Harbor construction in Reykjavik (1913-1917)

The Reykjavik harbor construction was the most expensive construction Icelanders had undertaken. It included a railway, heavy machinery, and many technological advances in construction in Iceland. N.C. Monberg, a Danish contractor, did the work.

Autumn 1914, harbor construction in Reykjavík. Workers mix concrete with shovels, locomotive and railway to the left. The sheltered garden that closes the harbor from the east, has come a long way, at first called Batteríisgarður and later Ingólfsgarður. The man with the hat on the left of the center is probably the chief engineer of the project, N.P. Church. There was a strike between the workers and Danish contractors in 1913, and as a result the 10-hour working day was established.

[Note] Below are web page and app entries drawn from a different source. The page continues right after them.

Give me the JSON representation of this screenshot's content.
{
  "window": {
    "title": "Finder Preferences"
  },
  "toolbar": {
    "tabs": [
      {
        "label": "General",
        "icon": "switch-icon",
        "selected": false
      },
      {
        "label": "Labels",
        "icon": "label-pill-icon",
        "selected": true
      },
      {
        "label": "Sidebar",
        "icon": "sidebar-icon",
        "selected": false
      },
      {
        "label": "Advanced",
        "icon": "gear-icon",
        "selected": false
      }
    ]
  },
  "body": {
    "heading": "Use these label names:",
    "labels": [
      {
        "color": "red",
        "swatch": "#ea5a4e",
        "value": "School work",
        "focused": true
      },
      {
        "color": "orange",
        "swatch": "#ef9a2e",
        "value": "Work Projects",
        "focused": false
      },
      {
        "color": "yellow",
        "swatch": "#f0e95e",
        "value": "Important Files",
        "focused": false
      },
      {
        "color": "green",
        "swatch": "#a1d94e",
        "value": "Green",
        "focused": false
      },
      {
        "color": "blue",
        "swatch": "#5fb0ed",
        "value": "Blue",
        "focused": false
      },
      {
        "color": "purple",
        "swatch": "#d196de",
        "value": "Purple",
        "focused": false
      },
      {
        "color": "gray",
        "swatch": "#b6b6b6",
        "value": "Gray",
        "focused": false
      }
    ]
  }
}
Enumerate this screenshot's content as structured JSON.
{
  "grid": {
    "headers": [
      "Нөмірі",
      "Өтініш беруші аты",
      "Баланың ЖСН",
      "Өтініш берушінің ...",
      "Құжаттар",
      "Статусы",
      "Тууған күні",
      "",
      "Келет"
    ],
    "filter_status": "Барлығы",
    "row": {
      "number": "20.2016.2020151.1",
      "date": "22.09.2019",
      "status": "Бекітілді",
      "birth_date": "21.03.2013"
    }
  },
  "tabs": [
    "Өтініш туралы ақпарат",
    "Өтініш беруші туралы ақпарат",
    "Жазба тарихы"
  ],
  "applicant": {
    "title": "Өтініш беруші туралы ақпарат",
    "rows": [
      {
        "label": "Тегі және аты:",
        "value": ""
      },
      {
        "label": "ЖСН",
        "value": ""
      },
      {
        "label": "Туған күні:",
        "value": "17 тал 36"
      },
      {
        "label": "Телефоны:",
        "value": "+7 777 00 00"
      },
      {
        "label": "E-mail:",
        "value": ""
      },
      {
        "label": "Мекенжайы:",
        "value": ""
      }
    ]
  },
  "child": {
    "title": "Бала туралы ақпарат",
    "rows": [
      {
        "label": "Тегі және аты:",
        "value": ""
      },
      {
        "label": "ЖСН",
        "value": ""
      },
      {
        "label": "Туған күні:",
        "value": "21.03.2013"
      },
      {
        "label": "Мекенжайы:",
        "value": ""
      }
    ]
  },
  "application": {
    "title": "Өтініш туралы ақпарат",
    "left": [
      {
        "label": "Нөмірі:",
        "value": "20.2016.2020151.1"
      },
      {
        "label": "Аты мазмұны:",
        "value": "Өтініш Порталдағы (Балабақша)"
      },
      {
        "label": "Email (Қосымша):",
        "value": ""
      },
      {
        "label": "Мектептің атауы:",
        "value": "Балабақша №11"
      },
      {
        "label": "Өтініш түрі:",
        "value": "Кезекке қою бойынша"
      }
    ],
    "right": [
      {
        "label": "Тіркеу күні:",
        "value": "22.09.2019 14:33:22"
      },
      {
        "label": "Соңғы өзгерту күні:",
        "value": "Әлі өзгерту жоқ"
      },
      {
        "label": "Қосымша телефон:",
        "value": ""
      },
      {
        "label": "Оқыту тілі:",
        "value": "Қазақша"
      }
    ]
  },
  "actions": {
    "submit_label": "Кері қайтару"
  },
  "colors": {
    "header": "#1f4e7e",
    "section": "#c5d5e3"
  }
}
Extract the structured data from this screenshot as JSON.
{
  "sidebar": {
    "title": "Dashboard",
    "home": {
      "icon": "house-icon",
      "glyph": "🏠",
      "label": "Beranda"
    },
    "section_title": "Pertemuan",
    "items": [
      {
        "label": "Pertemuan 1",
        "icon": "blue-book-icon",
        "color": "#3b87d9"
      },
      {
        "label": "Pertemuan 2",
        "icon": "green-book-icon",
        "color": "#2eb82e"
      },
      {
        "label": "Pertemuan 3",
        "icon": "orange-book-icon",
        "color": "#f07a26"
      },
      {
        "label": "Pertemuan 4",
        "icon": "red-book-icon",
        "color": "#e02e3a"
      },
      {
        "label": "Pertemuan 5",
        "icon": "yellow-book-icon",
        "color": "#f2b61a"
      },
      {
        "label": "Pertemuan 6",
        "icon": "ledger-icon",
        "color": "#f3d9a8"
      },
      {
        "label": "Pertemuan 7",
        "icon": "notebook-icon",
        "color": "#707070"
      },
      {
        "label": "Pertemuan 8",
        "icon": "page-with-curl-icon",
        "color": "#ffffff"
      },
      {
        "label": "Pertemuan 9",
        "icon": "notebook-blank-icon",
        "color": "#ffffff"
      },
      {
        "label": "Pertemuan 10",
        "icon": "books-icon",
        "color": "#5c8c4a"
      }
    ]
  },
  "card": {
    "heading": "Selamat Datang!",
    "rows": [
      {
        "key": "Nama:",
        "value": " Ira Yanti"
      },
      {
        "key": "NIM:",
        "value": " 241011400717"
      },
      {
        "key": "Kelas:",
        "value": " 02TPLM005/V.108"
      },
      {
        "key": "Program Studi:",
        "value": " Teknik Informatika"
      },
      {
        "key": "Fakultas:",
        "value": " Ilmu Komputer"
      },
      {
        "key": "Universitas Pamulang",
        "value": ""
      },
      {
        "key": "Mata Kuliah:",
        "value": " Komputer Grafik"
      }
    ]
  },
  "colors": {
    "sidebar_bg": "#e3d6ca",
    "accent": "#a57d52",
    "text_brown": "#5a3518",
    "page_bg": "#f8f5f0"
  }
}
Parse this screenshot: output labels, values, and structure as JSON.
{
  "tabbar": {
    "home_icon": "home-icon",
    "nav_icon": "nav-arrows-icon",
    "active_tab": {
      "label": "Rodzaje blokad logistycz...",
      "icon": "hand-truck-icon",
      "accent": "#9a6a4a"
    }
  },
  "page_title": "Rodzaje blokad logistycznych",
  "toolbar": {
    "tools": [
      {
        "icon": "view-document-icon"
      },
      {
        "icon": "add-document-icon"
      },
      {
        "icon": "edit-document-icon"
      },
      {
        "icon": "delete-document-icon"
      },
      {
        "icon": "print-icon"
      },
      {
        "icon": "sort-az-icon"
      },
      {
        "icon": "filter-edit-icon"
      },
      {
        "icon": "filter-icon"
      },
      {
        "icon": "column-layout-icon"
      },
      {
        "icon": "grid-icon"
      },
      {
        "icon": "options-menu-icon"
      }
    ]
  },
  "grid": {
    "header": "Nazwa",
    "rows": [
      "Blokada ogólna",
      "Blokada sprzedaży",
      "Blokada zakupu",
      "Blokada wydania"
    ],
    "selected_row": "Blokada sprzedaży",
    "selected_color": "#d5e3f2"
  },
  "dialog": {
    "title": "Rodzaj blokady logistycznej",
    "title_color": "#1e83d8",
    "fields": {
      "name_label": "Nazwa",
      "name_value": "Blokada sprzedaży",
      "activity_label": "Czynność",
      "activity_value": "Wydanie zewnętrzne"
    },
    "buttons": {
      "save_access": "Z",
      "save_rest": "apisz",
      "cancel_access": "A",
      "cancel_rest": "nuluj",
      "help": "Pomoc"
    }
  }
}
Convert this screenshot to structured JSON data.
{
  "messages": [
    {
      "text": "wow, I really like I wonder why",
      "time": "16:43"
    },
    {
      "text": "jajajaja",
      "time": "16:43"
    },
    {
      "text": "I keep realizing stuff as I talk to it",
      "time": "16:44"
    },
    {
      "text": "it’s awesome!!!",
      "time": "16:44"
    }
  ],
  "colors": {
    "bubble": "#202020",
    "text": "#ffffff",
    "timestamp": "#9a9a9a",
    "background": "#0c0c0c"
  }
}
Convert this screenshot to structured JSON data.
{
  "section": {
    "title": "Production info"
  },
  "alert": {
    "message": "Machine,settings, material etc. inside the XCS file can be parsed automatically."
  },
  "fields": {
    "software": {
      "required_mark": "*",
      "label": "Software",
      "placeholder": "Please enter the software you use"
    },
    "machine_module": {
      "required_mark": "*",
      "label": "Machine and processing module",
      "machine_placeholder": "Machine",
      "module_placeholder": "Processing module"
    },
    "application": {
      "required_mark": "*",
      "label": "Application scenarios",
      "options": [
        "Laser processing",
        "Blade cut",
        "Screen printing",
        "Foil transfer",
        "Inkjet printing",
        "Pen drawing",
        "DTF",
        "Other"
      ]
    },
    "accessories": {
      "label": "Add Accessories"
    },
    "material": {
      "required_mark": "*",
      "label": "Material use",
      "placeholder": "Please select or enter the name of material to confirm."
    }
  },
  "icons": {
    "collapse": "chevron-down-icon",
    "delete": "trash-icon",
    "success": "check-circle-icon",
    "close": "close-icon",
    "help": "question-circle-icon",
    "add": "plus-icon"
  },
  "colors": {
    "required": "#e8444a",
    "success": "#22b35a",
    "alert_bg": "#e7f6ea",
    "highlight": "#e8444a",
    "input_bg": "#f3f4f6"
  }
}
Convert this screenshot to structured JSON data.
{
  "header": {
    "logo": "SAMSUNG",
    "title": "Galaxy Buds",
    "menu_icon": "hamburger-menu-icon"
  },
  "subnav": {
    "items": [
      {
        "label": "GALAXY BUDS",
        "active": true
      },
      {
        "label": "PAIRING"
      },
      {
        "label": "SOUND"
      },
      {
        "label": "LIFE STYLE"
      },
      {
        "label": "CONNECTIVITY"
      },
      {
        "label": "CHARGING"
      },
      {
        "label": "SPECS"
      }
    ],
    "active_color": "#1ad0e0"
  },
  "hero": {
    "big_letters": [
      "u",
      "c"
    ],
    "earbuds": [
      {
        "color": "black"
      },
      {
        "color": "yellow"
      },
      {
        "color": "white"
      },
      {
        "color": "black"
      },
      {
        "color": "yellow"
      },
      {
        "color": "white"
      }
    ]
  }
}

Sources: Faxaflóahafnir SF & Reykjavík Museum of Photography